• [ENTRIES PROVIDED]:
################

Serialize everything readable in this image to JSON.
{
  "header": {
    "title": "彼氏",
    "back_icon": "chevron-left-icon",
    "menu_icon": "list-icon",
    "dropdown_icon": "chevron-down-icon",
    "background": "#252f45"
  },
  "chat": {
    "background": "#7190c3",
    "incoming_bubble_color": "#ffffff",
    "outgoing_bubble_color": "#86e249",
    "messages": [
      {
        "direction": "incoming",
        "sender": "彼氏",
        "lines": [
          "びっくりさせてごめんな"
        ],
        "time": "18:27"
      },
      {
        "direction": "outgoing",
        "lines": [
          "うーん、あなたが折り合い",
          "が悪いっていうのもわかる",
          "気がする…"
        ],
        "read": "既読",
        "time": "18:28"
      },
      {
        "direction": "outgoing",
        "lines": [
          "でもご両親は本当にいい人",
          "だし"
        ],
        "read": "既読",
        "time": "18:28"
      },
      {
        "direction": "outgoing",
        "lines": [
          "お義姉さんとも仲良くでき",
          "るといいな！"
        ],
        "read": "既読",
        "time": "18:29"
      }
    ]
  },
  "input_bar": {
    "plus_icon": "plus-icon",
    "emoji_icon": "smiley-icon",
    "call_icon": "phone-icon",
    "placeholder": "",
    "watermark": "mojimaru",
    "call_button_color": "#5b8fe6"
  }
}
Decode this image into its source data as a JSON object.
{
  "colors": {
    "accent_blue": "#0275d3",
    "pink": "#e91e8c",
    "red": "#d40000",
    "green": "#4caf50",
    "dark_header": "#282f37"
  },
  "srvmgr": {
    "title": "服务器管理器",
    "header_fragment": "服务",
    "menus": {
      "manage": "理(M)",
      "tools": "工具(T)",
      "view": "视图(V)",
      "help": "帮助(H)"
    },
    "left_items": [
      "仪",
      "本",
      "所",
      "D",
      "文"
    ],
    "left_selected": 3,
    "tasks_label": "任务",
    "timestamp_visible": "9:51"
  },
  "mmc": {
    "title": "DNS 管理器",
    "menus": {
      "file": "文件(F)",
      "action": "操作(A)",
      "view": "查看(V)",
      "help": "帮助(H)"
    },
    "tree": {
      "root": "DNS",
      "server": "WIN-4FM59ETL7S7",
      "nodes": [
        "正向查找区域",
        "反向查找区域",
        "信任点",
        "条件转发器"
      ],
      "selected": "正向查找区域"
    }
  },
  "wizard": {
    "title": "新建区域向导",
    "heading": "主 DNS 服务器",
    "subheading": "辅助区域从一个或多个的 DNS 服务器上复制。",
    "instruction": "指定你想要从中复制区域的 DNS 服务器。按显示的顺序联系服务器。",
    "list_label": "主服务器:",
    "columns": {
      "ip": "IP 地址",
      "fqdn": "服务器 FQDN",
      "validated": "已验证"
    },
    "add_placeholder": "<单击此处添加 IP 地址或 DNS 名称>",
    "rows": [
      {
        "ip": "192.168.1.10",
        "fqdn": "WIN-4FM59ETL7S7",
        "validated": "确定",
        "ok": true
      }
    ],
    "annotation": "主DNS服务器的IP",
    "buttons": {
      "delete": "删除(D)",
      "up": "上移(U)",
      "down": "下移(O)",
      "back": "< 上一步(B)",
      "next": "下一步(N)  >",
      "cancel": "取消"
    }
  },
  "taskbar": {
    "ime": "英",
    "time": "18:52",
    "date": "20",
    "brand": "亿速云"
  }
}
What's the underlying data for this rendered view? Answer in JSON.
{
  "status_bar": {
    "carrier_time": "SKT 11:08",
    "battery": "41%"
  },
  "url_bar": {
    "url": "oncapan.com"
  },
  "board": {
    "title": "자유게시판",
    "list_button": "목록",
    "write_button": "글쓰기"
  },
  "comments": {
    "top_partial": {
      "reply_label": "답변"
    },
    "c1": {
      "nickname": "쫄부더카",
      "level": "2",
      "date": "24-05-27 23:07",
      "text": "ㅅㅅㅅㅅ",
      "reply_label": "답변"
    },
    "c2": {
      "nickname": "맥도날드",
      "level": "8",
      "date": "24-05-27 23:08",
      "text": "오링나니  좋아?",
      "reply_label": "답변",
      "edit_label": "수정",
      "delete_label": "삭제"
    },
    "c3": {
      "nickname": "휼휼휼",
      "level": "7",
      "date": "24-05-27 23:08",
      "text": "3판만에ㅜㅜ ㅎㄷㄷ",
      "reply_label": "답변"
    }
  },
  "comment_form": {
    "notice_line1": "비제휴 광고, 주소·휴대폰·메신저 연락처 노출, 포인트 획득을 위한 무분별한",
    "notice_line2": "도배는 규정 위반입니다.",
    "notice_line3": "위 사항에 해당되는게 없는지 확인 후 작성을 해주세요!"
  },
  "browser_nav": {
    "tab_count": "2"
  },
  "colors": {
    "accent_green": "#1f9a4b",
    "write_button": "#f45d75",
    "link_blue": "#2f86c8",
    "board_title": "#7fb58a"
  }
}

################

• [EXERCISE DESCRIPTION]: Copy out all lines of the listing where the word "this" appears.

• [TASK OUTPUT]:
Serialize everything readable in this image to JSON.
Decode this image into its source data as a JSON object.
What's the underlying data for this rendered view? Answer in JSON.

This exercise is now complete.